George Herbert (23 January 1892 – 16 June 1982) was a British Conservative Party politician. He was elected as the Member of Parliament (MP) for Rotherham at the 1931 general election, and resigned on 6 February 1933 by appointment as Steward of the Chiltern Hundreds
Suffering from poor health, Herbert died of tuberculosis only three years after taking holy orders. On his deathbed, he reportedly gave the manuscript of The Temple to Nicholas Ferrar, the founder of a semi-monastic Anglican religious community at Little Gidding (a name best known today through the poem Little Gidding by T.S. Eliot), telling him to publish the poems if he thought they might "turn to the advantage of any dejected poor soul", and otherwise, to burn them.

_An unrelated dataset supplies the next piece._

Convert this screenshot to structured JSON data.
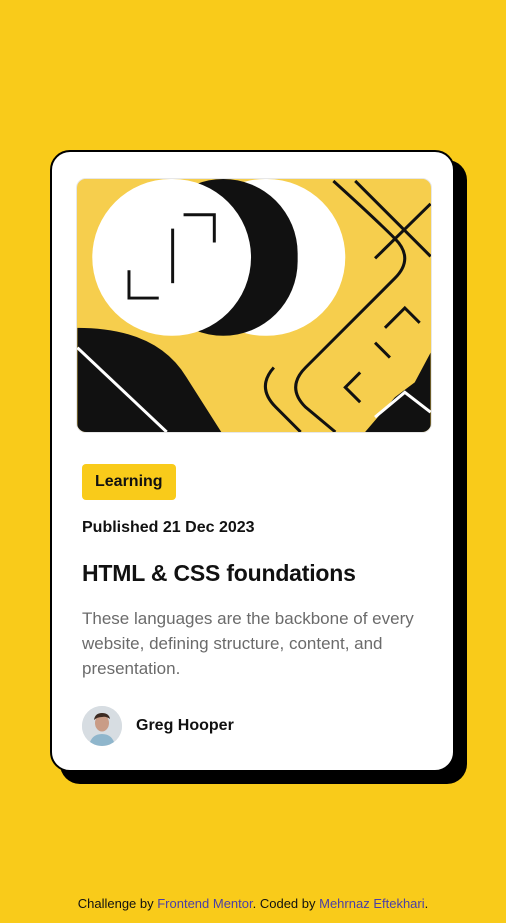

Every mile is two in winter.
Go not for every grief to the physician, nor for every quarrel to the lawyer, nor for every thirst to the pot.
Hope is the poor man's bread.
Living well is the best revenge.
Storms make oaks take deeper root.
There would be no great men if there were no little ones.
Woe be to him that reads but one book.
Evangelical Lutheran Church
Herbert was born in Montgomery in Wales. His family was wealthy, eminent, intellectual and fond of the arts. His mother Magdalen was a patron and friend of John Donne and other poets; his older brother Edward, later Lord Herbert of Cherbury, was an important poet and philosopher, often referred to as "the father of English deism". Herbert's father Richard Herbert, Lord of Cherbury died when George was three, leaving a widow and ten children.
“By 1652, the time of the next major biographical statement about Herbert, the tensions of the 1630s had erupted into a devastating civil war: the army of King Charles I had been decisively defeated, and the king himself executed; the bishops had been disenfranchised from their high place in both church and state government; and the maintenance of peace depended on a coalition of parties —old and new landowners, merchants, religious enthusiasts, army commanders, and soldiers—with conflicting interests. Little wonder, then, that Barnabas Oley, a Royalist divine, envisioned Herbert as a "primitive ... holy and heavenly soul" who could instruct a later generation living in much-deserved chastisement and exile. Herbert seemed to be a fit subject for nostalgia, one who lived and died in peace.”
Ralph Vaughan Williams, Lennox Berkeley
Herbert's devotional poems combine a homely familiarity with religious experience and a reverent sense of its magnificence. His verse is marked by quietness of tone, precision of language, metrical versatility, and the use of conceits.
HerbYer is one of the first poets to use the titles of his poems as an integral part of their meaning.The title 'The Collar',of course,is an emblematic image that informs our understanding of the whole poem.If the poem were untitled an one were asked to assign a title to it,i doubt if anyone would come up with 'The Collar'.since neer does the word appear in the poem.
The two long early poems that frame "The Church...The two long early poems that frame "The Church" are thus substantially different from the lyrics that are Herbert's greatest achievement. But they serve an important function in the overall structure of The Temple, helping Herbert to present a multidimensional, comprehensive examination of moral, spiritual, and institutional history, and situating the persona (and reader) alternately in the world, in the church, and then finally in the midst of a macrocosmic struggle between religion and sin that begins in time but ends out of it. And in a curious way these two long poems do share something with the poems of "The Church." Like Herbert's most characteristic lyrics, they are "self-consuming," to use Stanley E. Fish's phrase: that is to say, the premises from which they begin are suspended by their conclusions.